47 Glencairn Avenue
Toronto, February 2, 1958

Dear Mr Pitt:

I have had a letter from Cal, who tells me that you have kindly consented to undertake the editing of the proposed book of Newfoundland poems, and has asked me to send my list of selections which you may alter as you please. I am enclosing my list with this letter, and am sending in addition a copy of Magic in Everything, and a few hitherto unpublished poems.

In regard to a title for the book, I would like to suggest 'Here the tides flow' – the first line of the poem Newfoundland which might be the opening section. A sub-title could be added – 'Poems of Newfoundland by E.J. Pratt,' and I would like the book dedicated to my fellow-Newfoundlanders.

Since Brébeuf and His Brethren is much too long to be printed in its entirety, I am enclosing a list of parts which should form a collected whole, and which I should like as the final poem in the book.

If there is any other assistance which I can offer you, please let me know.

With kindest regards
and best wishes,
Sincerely yours,
E.J. Pratt


Newfoundland poems
In December 1957, Senator Calvert Pratt heard David G. Pitt's contribution to 'Profile of a Canadian Poet' – the CBC's 'radio birthday party' on the occasion of Pratt's putative seventy-fifth (actually his seventy-sixth) birthday. He suggested that Pitt edit a selection of his brother's poems chosen mainly for Newfoundland readers, particularly students, and shortly thereafter proposed such a volume to John Gray of Macmillan of Canada. Gray, viewing the proposal favourably, asked Pitt to edit the book.

my list
Pratt's list included most of the poems which by then were already in Pitt's tentative table of contents.
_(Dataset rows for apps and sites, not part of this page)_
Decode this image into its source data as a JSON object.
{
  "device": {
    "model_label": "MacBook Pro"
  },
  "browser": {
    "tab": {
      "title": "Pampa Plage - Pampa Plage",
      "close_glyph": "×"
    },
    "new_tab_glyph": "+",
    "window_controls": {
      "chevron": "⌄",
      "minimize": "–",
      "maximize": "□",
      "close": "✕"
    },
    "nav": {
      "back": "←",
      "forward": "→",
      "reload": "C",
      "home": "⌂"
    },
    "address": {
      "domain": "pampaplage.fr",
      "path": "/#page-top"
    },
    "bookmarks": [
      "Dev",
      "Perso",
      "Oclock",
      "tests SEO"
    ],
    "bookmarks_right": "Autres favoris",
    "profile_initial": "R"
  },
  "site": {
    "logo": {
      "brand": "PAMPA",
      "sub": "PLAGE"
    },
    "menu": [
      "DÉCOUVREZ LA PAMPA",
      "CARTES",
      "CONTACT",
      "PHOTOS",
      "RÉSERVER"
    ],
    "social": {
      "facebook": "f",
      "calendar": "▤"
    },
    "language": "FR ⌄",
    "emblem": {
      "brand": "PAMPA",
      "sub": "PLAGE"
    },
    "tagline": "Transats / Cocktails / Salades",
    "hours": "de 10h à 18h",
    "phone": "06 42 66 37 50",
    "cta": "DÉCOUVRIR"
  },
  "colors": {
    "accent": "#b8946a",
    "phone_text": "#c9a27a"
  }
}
See the letter to David Pitt, 18 February 1958.

Magic in Everything
The copy sent to Pitt was in the form of a Christmas card used by Macmillan of Canada on the occasion of its fiftieth anniversary, December 1955. (See the note to 'Magic in everything' in the letter to Claire Pratt, 15 January 1953.)

unpublished poems
'The Unromantic Moon,' 'Mother and Child,' and 'Newfoundland Calling.' Only the last was included in Here the Tides Flow.

my fellow-Newfoundlanders
On the advice of John Gray, neither the suggested sub-title nor the dedication was used in the book.